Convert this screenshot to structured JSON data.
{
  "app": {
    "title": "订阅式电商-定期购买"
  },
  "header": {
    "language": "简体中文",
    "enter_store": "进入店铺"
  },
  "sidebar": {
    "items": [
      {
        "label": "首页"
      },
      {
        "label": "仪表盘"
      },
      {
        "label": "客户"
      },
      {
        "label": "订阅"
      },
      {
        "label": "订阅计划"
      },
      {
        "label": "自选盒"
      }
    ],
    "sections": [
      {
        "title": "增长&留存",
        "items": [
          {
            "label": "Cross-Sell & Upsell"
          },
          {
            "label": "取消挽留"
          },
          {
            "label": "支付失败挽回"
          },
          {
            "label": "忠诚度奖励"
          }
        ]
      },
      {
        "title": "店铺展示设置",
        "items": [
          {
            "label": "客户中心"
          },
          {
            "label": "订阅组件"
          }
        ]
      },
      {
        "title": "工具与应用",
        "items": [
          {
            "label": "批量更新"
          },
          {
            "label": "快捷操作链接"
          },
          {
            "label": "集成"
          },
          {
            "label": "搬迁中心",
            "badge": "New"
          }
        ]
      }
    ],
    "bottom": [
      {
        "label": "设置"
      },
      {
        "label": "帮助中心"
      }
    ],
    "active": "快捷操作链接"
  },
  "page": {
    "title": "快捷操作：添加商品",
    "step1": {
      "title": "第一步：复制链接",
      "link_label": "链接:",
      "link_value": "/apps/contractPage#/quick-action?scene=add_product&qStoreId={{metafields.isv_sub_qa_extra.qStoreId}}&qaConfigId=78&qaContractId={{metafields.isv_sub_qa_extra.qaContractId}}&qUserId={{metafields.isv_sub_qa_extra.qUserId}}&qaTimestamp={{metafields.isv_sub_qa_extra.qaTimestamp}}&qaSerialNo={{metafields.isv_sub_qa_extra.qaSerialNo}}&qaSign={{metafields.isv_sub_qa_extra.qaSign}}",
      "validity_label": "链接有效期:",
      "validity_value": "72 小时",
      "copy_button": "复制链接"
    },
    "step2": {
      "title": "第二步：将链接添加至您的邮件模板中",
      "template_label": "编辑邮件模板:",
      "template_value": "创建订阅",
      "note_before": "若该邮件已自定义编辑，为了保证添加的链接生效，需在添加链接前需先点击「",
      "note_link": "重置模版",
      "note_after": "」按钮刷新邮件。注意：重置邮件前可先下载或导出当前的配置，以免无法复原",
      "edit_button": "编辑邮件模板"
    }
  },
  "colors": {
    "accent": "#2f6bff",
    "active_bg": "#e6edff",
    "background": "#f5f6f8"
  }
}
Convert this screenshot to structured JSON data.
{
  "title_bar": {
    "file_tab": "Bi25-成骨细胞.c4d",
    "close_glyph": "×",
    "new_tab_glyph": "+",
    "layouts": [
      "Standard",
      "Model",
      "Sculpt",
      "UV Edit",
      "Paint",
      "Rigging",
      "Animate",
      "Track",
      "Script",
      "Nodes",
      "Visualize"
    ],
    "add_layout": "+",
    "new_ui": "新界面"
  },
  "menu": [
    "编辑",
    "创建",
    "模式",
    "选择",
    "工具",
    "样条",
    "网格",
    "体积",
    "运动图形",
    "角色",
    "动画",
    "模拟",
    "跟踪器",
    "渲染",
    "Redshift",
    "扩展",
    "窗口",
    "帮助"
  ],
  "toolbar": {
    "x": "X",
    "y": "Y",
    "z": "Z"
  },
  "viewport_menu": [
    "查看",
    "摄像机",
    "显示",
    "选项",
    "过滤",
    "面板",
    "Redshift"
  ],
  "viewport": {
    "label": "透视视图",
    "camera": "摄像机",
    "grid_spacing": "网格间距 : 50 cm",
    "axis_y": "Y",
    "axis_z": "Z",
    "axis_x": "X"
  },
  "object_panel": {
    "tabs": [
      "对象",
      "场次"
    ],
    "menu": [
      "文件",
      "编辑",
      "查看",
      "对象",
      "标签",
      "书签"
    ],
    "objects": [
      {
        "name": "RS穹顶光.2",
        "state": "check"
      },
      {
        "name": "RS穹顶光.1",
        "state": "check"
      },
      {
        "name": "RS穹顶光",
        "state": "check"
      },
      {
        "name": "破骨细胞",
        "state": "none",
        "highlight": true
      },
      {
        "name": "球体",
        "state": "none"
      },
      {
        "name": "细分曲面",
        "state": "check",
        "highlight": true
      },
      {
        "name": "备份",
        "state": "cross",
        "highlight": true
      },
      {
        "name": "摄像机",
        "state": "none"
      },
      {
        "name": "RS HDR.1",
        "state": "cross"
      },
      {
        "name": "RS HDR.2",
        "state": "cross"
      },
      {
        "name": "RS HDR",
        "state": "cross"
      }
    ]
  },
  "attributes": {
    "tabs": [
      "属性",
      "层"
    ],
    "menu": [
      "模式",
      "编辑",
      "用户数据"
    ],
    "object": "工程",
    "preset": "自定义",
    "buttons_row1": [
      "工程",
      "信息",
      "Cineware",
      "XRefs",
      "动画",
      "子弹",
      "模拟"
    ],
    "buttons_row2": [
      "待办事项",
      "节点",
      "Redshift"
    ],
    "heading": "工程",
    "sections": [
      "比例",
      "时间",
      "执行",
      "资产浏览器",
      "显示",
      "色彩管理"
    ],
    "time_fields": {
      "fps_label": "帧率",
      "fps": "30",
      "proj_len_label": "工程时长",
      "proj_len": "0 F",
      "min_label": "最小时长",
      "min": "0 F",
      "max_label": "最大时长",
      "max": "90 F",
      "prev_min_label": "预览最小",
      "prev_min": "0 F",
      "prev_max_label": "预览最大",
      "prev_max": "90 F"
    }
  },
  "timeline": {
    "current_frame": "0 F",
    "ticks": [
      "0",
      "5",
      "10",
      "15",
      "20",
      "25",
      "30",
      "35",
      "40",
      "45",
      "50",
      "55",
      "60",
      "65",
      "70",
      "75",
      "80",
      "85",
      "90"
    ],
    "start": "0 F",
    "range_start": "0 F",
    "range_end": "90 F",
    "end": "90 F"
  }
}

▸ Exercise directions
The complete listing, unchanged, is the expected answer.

▸ Solution to the problem
Convert this screenshot to structured JSON data.
{
  "app": {
    "title": "订阅式电商-定期购买"
  },
  "header": {
    "language": "简体中文",
    "enter_store": "进入店铺"
  },
  "sidebar": {
    "items": [
      {
        "label": "首页"
      },
      {
        "label": "仪表盘"
      },
      {
        "label": "客户"
      },
      {
        "label": "订阅"
      },
      {
        "label": "订阅计划"
      },
      {
        "label": "自选盒"
      }
    ],
    "sections": [
      {
        "title": "增长&留存",
        "items": [
          {
            "label": "Cross-Sell & Upsell"
          },
          {
            "label": "取消挽留"
          },
          {
            "label": "支付失败挽回"
          },
          {
            "label": "忠诚度奖励"
          }
        ]
      },
      {
        "title": "店铺展示设置",
        "items": [
          {
            "label": "客户中心"
          },
          {
            "label": "订阅组件"
          }
        ]
      },
      {
        "title": "工具与应用",
        "items": [
          {
            "label": "批量更新"
          },
          {
            "label": "快捷操作链接"
          },
          {
            "label": "集成"
          },
          {
            "label": "搬迁中心",
            "badge": "New"
          }
        ]
      }
    ],
    "bottom": [
      {
        "label": "设置"
      },
      {
        "label": "帮助中心"
      }
    ],
    "active": "快捷操作链接"
  },
  "page": {
    "title": "快捷操作：添加商品",
    "step1": {
      "title": "第一步：复制链接",
      "link_label": "链接:",
      "link_value": "/apps/contractPage#/quick-action?scene=add_product&qStoreId={{metafields.isv_sub_qa_extra.qStoreId}}&qaConfigId=78&qaContractId={{metafields.isv_sub_qa_extra.qaContractId}}&qUserId={{metafields.isv_sub_qa_extra.qUserId}}&qaTimestamp={{metafields.isv_sub_qa_extra.qaTimestamp}}&qaSerialNo={{metafields.isv_sub_qa_extra.qaSerialNo}}&qaSign={{metafields.isv_sub_qa_extra.qaSign}}",
      "validity_label": "链接有效期:",
      "validity_value": "72 小时",
      "copy_button": "复制链接"
    },
    "step2": {
      "title": "第二步：将链接添加至您的邮件模板中",
      "template_label": "编辑邮件模板:",
      "template_value": "创建订阅",
      "note_before": "若该邮件已自定义编辑，为了保证添加的链接生效，需在添加链接前需先点击「",
      "note_link": "重置模版",
      "note_after": "」按钮刷新邮件。注意：重置邮件前可先下载或导出当前的配置，以免无法复原",
      "edit_button": "编辑邮件模板"
    }
  },
  "colors": {
    "accent": "#2f6bff",
    "active_bg": "#e6edff",
    "background": "#f5f6f8"
  }
}
Convert this screenshot to structured JSON data.
{
  "title_bar": {
    "file_tab": "Bi25-成骨细胞.c4d",
    "close_glyph": "×",
    "new_tab_glyph": "+",
    "layouts": [
      "Standard",
      "Model",
      "Sculpt",
      "UV Edit",
      "Paint",
      "Rigging",
      "Animate",
      "Track",
      "Script",
      "Nodes",
      "Visualize"
    ],
    "add_layout": "+",
    "new_ui": "新界面"
  },
  "menu": [
    "编辑",
    "创建",
    "模式",
    "选择",
    "工具",
    "样条",
    "网格",
    "体积",
    "运动图形",
    "角色",
    "动画",
    "模拟",
    "跟踪器",
    "渲染",
    "Redshift",
    "扩展",
    "窗口",
    "帮助"
  ],
  "toolbar": {
    "x": "X",
    "y": "Y",
    "z": "Z"
  },
  "viewport_menu": [
    "查看",
    "摄像机",
    "显示",
    "选项",
    "过滤",
    "面板",
    "Redshift"
  ],
  "viewport": {
    "label": "透视视图",
    "camera": "摄像机",
    "grid_spacing": "网格间距 : 50 cm",
    "axis_y": "Y",
    "axis_z": "Z",
    "axis_x": "X"
  },
  "object_panel": {
    "tabs": [
      "对象",
      "场次"
    ],
    "menu": [
      "文件",
      "编辑",
      "查看",
      "对象",
      "标签",
      "书签"
    ],
    "objects": [
      {
        "name": "RS穹顶光.2",
        "state": "check"
      },
      {
        "name": "RS穹顶光.1",
        "state": "check"
      },
      {
        "name": "RS穹顶光",
        "state": "check"
      },
      {
        "name": "破骨细胞",
        "state": "none",
        "highlight": true
      },
      {
        "name": "球体",
        "state": "none"
      },
      {
        "name": "细分曲面",
        "state": "check",
        "highlight": true
      },
      {
        "name": "备份",
        "state": "cross",
        "highlight": true
      },
      {
        "name": "摄像机",
        "state": "none"
      },
      {
        "name": "RS HDR.1",
        "state": "cross"
      },
      {
        "name": "RS HDR.2",
        "state": "cross"
      },
      {
        "name": "RS HDR",
        "state": "cross"
      }
    ]
  },
  "attributes": {
    "tabs": [
      "属性",
      "层"
    ],
    "menu": [
      "模式",
      "编辑",
      "用户数据"
    ],
    "object": "工程",
    "preset": "自定义",
    "buttons_row1": [
      "工程",
      "信息",
      "Cineware",
      "XRefs",
      "动画",
      "子弹",
      "模拟"
    ],
    "buttons_row2": [
      "待办事项",
      "节点",
      "Redshift"
    ],
    "heading": "工程",
    "sections": [
      "比例",
      "时间",
      "执行",
      "资产浏览器",
      "显示",
      "色彩管理"
    ],
    "time_fields": {
      "fps_label": "帧率",
      "fps": "30",
      "proj_len_label": "工程时长",
      "proj_len": "0 F",
      "min_label": "最小时长",
      "min": "0 F",
      "max_label": "最大时长",
      "max": "90 F",
      "prev_min_label": "预览最小",
      "prev_min": "0 F",
      "prev_max_label": "预览最大",
      "prev_max": "90 F"
    }
  },
  "timeline": {
    "current_frame": "0 F",
    "ticks": [
      "0",
      "5",
      "10",
      "15",
      "20",
      "25",
      "30",
      "35",
      "40",
      "45",
      "50",
      "55",
      "60",
      "65",
      "70",
      "75",
      "80",
      "85",
      "90"
    ],
    "start": "0 F",
    "range_start": "0 F",
    "range_end": "90 F",
    "end": "90 F"
  }
}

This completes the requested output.